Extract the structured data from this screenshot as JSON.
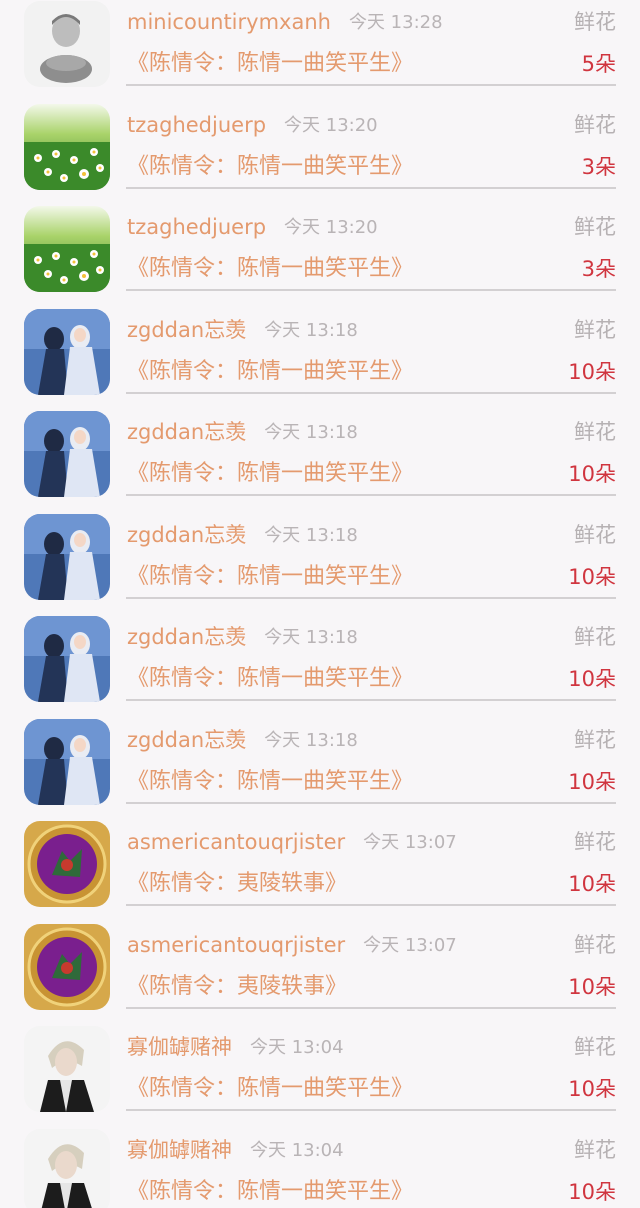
{
  "rows": [
    {
      "username": "minicountirymxanh",
      "time": "今天 13:28",
      "gift": "鲜花",
      "drama": "《陈情令：陈情一曲笑平生》",
      "count": "5朵",
      "avatar": "avatar-person-bw"
    },
    {
      "username": "tzaghedjuerp",
      "time": "今天 13:20",
      "gift": "鲜花",
      "drama": "《陈情令：陈情一曲笑平生》",
      "count": "3朵",
      "avatar": "avatar-daisy-field"
    },
    {
      "username": "tzaghedjuerp",
      "time": "今天 13:20",
      "gift": "鲜花",
      "drama": "《陈情令：陈情一曲笑平生》",
      "count": "3朵",
      "avatar": "avatar-daisy-field"
    },
    {
      "username": "zgddan忘羡",
      "time": "今天 13:18",
      "gift": "鲜花",
      "drama": "《陈情令：陈情一曲笑平生》",
      "count": "10朵",
      "avatar": "avatar-couple-blue"
    },
    {
      "username": "zgddan忘羡",
      "time": "今天 13:18",
      "gift": "鲜花",
      "drama": "《陈情令：陈情一曲笑平生》",
      "count": "10朵",
      "avatar": "avatar-couple-blue"
    },
    {
      "username": "zgddan忘羡",
      "time": "今天 13:18",
      "gift": "鲜花",
      "drama": "《陈情令：陈情一曲笑平生》",
      "count": "10朵",
      "avatar": "avatar-couple-blue"
    },
    {
      "username": "zgddan忘羡",
      "time": "今天 13:18",
      "gift": "鲜花",
      "drama": "《陈情令：陈情一曲笑平生》",
      "count": "10朵",
      "avatar": "avatar-couple-blue"
    },
    {
      "username": "zgddan忘羡",
      "time": "今天 13:18",
      "gift": "鲜花",
      "drama": "《陈情令：陈情一曲笑平生》",
      "count": "10朵",
      "avatar": "avatar-couple-blue"
    },
    {
      "username": "asmericantouqrjister",
      "time": "今天 13:07",
      "gift": "鲜花",
      "drama": "《陈情令：夷陵轶事》",
      "count": "10朵",
      "avatar": "avatar-gold-emblem"
    },
    {
      "username": "asmericantouqrjister",
      "time": "今天 13:07",
      "gift": "鲜花",
      "drama": "《陈情令：夷陵轶事》",
      "count": "10朵",
      "avatar": "avatar-gold-emblem"
    },
    {
      "username": "寡伽罅赌神",
      "time": "今天 13:04",
      "gift": "鲜花",
      "drama": "《陈情令：陈情一曲笑平生》",
      "count": "10朵",
      "avatar": "avatar-person-blond"
    },
    {
      "username": "寡伽罅赌神",
      "time": "今天 13:04",
      "gift": "鲜花",
      "drama": "《陈情令：陈情一曲笑平生》",
      "count": "10朵",
      "avatar": "avatar-person-blond"
    }
  ]
}
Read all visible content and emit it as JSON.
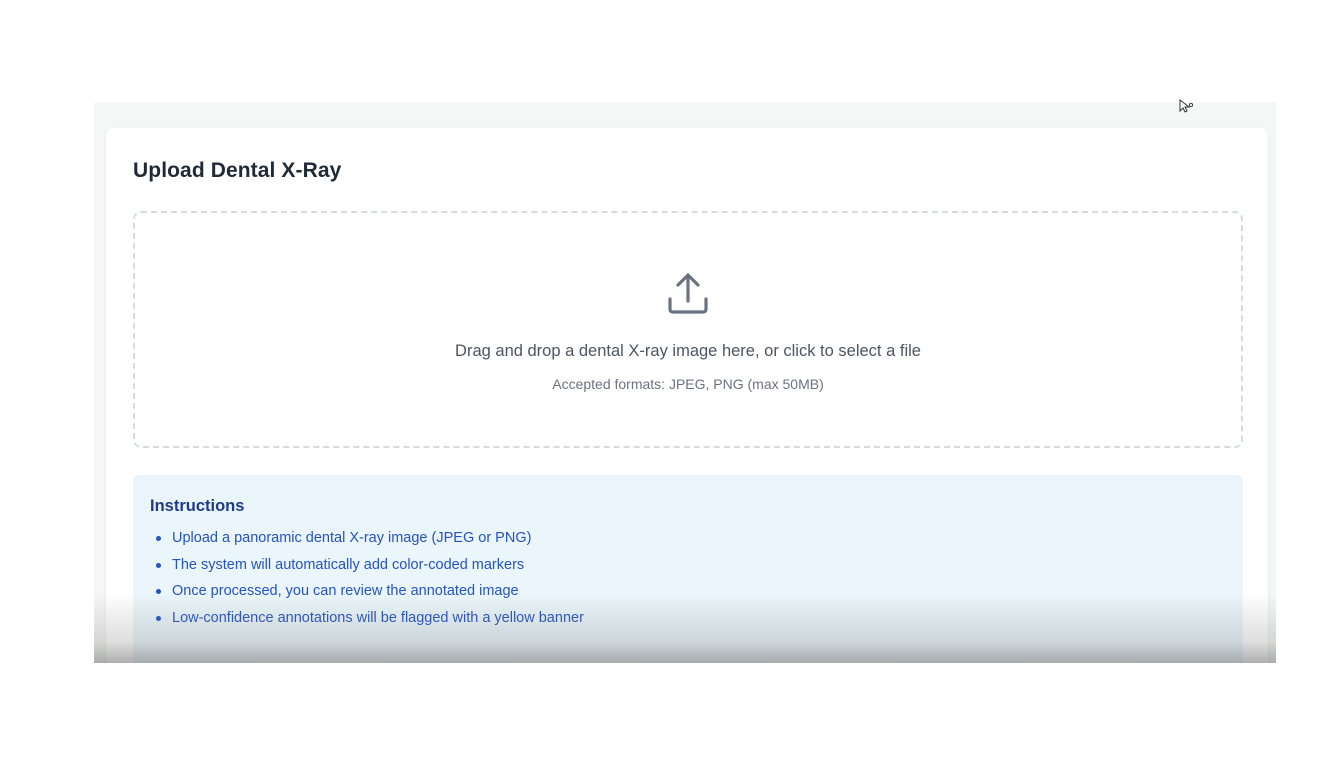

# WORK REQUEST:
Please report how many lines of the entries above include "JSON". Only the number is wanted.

# SOLUTION BELOW:
2